NCPA - National Center for Policy Analysis

The Human Cost of Environmental Extremism

April 23, 2004

Environmental extremism costs humans their jobs, homes, and even lives, according to Dawn Collier of the Pacific Legal Foundation. For example:

  • In 1991, a federal court sided with environmentalists in prohibiting logging on 24 million acres in Washington, Oregon and California -- a move that helped eliminate 130,000 logging jobs and shut down 900 sawmills in the region.
  • In California's San Francisco Bay Area, which has one of the worst housing shortages in the nation, 406,708 acres of land were designated as critical habitat for the Alameda whipsnake; just last year a district court ruled that the designation of the habitat was illegal and ignored Endangered Species Act requirements.
  • Environmentalists have successfully halted many logging projects designed to reduce fire danger and protect lives and property following the 17,000 acre Star Fire in El Dorado and Tahoe National Forests.

Moreover, even the ability to enjoy nature areas and preserved habitats are off limits to people when extreme environmentalism has its way. Currently, over 210 miles of Pacific coastline in three states are restricted in order to protect the Western snowy plover shorebird, which is not even listed as a threatened species. In some areas, simply walking on the beach is prohibited

"People are paying a high price for overzealous environmental laws and regulation," says M. David Stirling, Vice President of PLF.
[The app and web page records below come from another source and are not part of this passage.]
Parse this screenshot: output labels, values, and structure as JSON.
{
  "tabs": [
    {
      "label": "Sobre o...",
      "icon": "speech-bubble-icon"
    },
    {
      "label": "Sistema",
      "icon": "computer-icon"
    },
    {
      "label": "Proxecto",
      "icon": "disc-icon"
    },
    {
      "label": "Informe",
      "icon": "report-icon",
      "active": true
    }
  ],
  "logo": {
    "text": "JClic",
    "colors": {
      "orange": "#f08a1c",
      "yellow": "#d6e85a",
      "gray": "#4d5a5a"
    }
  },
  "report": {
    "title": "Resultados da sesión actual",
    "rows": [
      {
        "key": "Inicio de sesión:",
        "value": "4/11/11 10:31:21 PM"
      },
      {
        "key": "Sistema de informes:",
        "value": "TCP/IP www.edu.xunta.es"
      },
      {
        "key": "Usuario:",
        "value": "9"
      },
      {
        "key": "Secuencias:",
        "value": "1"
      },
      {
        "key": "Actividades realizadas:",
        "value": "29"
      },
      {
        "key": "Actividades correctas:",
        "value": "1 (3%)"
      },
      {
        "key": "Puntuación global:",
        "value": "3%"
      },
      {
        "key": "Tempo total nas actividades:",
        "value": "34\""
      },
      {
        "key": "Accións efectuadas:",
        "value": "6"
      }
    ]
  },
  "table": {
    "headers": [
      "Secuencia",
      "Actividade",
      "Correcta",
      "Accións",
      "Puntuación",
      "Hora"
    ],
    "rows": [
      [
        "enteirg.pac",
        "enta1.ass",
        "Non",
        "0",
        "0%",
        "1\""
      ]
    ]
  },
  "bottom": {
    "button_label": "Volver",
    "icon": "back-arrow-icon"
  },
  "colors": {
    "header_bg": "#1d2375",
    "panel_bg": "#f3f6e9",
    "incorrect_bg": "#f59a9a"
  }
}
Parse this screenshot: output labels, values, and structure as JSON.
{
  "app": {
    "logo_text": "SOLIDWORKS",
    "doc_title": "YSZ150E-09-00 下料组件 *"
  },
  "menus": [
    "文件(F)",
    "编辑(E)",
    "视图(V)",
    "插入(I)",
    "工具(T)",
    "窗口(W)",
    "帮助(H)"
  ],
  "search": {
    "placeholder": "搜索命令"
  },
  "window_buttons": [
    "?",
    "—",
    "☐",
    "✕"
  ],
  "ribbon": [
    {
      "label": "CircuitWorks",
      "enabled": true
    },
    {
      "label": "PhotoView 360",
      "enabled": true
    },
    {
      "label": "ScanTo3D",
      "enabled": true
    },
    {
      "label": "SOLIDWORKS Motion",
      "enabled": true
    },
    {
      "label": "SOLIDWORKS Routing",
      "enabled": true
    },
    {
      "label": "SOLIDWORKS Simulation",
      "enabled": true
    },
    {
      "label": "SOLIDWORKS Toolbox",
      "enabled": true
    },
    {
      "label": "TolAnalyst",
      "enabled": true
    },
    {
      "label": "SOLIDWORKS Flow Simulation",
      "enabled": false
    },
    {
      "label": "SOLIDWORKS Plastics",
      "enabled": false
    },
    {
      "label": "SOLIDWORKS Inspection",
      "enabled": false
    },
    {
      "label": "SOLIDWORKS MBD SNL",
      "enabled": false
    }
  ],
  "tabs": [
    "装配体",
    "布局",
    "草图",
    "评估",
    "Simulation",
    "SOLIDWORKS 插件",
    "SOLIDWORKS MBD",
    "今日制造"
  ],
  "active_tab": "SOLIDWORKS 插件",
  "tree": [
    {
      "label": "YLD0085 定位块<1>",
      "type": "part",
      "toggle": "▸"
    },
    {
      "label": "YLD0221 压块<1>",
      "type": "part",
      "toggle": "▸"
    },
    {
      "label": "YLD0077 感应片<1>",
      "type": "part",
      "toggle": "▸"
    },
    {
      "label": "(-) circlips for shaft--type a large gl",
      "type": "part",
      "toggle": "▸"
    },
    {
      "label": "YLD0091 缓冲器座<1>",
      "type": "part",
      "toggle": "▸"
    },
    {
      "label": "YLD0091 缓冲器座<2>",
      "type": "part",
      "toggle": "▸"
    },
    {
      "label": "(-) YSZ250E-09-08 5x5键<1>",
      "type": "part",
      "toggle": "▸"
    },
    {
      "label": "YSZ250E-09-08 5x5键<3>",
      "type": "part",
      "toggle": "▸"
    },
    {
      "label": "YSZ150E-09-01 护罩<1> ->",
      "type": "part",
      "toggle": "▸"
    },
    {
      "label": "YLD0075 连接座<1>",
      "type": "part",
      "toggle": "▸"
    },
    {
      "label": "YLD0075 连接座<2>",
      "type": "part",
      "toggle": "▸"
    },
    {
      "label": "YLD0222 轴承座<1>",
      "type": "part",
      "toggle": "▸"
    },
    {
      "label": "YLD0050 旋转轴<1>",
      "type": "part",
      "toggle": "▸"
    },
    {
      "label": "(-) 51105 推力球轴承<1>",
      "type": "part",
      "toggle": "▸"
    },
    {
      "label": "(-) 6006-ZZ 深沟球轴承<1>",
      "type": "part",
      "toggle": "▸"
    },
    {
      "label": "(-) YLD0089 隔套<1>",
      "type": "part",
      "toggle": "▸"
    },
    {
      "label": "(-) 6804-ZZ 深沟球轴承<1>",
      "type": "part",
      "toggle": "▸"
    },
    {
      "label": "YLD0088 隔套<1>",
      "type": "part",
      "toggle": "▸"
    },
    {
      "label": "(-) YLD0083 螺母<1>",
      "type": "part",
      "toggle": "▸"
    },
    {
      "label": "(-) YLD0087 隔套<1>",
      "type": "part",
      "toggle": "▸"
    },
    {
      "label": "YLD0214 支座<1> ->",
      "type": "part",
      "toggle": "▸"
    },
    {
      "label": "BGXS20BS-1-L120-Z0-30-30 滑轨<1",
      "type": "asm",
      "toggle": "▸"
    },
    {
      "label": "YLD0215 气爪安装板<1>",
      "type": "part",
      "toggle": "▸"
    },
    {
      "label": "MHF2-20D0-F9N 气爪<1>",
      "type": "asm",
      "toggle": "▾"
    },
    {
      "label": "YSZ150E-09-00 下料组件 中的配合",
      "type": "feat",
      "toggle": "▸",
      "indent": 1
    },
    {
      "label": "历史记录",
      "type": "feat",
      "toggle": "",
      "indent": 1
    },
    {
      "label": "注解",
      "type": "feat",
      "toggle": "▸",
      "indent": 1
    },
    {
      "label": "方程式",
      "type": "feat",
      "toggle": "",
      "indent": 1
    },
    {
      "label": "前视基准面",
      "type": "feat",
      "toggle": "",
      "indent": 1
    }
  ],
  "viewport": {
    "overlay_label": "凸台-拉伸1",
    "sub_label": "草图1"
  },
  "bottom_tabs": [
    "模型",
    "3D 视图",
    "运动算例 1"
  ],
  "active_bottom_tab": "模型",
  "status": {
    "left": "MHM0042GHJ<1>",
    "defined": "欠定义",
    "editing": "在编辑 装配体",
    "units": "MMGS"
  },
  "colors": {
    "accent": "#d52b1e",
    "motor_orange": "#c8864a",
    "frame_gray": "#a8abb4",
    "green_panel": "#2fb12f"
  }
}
Source: Dawn Collier, "Pacific Legal Foundation Releases Earth Day List of Top 5 'Human Costs' of Environmental Extremism," Pacific Legal Foundation, April 21, 2004.

 

Browse more articles on Environment Issues